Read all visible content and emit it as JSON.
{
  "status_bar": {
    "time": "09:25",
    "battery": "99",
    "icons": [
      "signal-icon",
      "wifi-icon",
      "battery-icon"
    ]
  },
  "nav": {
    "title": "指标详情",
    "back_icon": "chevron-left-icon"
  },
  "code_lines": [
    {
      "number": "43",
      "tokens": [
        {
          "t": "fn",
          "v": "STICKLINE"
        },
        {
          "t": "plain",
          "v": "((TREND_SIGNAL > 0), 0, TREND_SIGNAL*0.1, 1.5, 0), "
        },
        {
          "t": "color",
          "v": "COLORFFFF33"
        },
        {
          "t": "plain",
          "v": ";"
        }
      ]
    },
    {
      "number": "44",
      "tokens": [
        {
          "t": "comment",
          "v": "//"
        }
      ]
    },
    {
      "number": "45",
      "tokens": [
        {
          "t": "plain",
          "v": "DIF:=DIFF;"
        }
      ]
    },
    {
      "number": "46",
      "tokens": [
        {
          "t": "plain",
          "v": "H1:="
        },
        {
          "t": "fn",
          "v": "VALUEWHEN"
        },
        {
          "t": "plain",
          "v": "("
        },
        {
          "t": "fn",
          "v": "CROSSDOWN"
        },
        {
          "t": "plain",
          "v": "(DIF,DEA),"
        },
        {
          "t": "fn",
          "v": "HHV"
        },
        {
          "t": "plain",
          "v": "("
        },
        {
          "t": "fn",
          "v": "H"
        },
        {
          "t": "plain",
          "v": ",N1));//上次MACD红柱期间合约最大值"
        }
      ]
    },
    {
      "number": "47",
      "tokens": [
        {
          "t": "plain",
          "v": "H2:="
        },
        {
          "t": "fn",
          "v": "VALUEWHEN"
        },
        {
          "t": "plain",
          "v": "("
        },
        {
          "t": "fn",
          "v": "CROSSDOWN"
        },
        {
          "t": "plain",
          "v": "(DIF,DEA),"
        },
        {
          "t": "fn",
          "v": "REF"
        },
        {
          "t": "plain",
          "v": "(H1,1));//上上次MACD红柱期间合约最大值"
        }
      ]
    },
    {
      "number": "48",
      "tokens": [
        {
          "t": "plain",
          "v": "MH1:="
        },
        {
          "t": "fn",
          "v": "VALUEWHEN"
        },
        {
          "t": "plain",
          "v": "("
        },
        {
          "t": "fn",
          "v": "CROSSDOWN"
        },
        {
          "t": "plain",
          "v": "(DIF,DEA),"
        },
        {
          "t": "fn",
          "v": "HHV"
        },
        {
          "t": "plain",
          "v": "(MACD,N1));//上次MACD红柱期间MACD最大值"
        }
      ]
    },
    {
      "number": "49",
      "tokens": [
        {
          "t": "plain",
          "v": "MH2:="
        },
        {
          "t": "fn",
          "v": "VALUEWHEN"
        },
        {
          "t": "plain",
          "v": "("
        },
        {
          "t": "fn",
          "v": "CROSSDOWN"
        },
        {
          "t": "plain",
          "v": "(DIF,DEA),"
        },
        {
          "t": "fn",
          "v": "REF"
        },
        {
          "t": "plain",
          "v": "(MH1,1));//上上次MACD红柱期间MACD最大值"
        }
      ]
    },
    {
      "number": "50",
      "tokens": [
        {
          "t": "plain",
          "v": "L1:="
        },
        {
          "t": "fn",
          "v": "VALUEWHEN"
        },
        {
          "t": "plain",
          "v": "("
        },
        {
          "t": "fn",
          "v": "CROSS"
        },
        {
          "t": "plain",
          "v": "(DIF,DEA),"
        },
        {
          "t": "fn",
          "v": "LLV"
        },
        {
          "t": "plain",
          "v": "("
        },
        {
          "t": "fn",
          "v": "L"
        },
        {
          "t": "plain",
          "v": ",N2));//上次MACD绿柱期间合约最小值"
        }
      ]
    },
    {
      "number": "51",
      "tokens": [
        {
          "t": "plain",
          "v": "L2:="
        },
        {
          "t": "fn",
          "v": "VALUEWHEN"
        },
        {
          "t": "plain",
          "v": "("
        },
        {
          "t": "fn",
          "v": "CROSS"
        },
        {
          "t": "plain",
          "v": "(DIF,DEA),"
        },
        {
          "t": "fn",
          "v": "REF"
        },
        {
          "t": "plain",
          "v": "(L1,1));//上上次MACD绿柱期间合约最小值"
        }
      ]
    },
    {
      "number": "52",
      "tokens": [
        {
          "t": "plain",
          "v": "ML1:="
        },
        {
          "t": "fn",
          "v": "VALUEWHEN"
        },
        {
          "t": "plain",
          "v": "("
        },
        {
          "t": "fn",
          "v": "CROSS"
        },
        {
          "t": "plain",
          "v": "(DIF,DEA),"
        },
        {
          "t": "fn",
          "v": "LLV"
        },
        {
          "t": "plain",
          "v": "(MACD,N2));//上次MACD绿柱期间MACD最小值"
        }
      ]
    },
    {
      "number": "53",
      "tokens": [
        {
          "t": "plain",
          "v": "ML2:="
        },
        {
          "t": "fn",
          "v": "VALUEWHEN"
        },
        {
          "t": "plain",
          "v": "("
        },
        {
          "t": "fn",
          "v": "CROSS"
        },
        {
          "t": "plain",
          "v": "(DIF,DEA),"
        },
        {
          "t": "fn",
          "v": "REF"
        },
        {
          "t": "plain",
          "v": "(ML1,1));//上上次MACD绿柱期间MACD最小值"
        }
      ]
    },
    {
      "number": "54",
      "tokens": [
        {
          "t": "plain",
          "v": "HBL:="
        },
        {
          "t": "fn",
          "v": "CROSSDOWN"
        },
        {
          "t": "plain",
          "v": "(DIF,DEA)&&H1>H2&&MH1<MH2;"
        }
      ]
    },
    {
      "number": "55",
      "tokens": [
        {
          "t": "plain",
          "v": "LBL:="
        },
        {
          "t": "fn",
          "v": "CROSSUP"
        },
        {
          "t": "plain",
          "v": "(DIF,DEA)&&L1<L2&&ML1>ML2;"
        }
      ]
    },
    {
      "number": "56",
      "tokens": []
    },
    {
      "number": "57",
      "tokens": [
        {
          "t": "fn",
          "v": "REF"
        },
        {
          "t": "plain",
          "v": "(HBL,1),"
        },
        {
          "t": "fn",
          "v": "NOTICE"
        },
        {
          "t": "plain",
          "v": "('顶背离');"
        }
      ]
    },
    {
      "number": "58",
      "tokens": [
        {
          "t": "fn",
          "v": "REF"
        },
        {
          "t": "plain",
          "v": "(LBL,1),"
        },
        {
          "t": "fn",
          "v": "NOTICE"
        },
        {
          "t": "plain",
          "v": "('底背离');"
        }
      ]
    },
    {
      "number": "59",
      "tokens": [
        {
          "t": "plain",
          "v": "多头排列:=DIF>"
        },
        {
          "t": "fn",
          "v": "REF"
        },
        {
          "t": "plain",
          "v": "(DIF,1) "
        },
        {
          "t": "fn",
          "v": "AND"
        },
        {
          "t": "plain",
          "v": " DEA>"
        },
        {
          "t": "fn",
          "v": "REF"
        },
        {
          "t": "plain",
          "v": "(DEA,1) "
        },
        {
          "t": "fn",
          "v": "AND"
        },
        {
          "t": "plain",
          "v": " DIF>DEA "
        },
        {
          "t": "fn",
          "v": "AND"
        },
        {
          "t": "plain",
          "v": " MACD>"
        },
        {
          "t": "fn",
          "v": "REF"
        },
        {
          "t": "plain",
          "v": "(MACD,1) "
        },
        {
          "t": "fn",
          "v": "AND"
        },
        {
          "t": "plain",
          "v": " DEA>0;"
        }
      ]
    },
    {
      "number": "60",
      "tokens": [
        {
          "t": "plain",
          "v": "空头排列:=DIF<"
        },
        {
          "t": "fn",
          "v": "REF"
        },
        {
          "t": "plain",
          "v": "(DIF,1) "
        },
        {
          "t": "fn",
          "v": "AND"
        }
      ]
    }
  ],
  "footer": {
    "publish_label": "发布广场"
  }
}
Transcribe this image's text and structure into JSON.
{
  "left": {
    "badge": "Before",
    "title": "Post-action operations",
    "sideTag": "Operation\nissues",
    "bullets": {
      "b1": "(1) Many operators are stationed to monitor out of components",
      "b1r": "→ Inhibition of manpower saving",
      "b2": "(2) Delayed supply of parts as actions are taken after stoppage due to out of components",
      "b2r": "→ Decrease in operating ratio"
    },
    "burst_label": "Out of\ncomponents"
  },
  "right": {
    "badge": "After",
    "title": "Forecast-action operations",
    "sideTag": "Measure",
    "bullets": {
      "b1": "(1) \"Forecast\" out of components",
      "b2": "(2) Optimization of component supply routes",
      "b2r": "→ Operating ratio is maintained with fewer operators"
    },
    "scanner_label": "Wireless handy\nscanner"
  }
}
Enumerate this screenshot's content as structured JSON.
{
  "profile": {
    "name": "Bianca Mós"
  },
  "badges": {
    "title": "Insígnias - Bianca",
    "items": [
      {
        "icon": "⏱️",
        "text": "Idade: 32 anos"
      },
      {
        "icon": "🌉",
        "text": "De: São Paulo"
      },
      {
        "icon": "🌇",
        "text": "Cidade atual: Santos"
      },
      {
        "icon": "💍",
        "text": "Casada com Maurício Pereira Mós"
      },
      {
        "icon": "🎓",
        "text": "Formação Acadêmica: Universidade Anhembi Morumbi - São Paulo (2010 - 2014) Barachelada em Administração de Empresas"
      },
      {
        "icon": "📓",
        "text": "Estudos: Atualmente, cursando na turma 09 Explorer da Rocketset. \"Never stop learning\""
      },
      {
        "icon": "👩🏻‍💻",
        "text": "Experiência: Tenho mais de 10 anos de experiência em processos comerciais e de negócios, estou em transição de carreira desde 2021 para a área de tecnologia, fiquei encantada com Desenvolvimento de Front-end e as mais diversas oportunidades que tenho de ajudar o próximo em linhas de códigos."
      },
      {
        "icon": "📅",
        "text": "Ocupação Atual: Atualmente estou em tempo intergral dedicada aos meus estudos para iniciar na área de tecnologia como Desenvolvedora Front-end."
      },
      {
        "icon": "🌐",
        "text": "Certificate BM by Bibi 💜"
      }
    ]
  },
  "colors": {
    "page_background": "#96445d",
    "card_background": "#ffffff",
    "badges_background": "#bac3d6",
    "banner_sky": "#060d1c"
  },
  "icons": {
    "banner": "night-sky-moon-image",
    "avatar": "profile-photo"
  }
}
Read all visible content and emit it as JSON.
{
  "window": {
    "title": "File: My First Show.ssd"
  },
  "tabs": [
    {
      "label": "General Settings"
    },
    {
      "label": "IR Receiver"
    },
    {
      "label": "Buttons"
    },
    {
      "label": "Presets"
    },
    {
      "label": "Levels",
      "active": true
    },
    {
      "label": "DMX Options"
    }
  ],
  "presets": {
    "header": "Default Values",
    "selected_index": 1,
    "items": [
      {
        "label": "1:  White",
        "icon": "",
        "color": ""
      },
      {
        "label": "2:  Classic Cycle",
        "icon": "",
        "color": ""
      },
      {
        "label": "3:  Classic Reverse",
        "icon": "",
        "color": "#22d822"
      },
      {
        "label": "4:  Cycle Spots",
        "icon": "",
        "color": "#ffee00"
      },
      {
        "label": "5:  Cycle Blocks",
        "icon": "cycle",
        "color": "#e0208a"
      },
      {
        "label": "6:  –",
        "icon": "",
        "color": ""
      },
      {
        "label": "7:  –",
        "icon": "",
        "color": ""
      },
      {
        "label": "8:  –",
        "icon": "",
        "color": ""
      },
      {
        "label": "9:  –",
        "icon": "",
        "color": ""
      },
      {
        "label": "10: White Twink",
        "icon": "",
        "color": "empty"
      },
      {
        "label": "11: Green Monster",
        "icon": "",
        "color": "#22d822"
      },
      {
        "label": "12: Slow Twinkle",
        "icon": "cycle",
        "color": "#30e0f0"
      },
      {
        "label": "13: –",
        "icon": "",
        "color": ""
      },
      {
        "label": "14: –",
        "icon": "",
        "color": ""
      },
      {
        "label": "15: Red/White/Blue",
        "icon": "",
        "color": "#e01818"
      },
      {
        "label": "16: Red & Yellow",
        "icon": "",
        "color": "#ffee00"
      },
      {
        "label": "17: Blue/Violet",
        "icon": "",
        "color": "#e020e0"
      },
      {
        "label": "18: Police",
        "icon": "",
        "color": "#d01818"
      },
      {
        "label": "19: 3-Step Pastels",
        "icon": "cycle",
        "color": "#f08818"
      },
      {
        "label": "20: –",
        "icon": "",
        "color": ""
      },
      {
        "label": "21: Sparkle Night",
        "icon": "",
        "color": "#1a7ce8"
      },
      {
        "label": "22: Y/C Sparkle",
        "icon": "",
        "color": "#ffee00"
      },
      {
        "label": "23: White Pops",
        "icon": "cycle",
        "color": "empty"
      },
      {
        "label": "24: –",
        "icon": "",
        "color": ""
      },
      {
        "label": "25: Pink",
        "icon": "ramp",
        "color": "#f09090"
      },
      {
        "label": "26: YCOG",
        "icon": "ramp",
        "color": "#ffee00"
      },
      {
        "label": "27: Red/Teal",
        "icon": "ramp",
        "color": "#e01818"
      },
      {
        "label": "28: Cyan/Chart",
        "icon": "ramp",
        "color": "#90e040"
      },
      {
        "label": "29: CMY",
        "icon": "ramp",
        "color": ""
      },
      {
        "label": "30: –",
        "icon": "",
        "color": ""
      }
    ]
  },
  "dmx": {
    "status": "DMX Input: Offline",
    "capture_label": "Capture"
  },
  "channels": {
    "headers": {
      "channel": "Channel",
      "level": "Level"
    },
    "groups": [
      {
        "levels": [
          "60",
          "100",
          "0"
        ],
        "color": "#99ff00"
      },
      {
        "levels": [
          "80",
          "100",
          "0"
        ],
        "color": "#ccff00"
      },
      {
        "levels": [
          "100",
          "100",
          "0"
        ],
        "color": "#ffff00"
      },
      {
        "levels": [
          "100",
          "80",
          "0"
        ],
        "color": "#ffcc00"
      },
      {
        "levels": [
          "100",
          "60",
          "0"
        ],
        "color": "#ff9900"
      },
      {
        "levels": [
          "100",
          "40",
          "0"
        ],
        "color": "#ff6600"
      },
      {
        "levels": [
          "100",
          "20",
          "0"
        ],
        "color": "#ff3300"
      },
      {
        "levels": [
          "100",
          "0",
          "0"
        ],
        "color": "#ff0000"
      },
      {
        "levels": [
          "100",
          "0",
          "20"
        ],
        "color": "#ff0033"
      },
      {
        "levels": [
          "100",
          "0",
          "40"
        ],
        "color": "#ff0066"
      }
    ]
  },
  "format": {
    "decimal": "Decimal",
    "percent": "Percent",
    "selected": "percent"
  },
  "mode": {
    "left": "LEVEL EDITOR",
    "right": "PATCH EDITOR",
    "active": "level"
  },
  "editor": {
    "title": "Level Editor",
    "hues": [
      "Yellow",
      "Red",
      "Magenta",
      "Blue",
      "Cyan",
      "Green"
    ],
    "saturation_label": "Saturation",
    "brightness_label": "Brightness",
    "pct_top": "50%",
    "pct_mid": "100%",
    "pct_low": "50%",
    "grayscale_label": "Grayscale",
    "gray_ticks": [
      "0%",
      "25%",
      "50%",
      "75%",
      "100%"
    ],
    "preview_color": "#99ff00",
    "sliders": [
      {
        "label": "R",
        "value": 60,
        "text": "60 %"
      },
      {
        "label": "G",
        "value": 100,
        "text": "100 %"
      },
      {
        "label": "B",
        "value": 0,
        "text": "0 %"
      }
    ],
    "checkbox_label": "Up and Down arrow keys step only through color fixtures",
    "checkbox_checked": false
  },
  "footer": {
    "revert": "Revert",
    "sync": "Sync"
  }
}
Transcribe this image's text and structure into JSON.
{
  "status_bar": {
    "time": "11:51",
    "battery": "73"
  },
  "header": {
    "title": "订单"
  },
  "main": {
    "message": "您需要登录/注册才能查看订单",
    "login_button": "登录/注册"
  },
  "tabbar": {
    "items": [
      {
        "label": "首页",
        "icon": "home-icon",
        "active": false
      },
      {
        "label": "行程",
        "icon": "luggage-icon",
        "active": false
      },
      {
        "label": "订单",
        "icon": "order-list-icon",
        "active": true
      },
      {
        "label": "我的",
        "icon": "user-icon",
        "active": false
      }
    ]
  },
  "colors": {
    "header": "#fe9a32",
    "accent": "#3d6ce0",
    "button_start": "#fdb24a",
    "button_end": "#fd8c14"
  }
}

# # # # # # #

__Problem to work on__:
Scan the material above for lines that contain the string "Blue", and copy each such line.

__Task solution__:
        "label": "15: Red/White/Blue",
        "label": "17: Blue/Violet",
      "Blue",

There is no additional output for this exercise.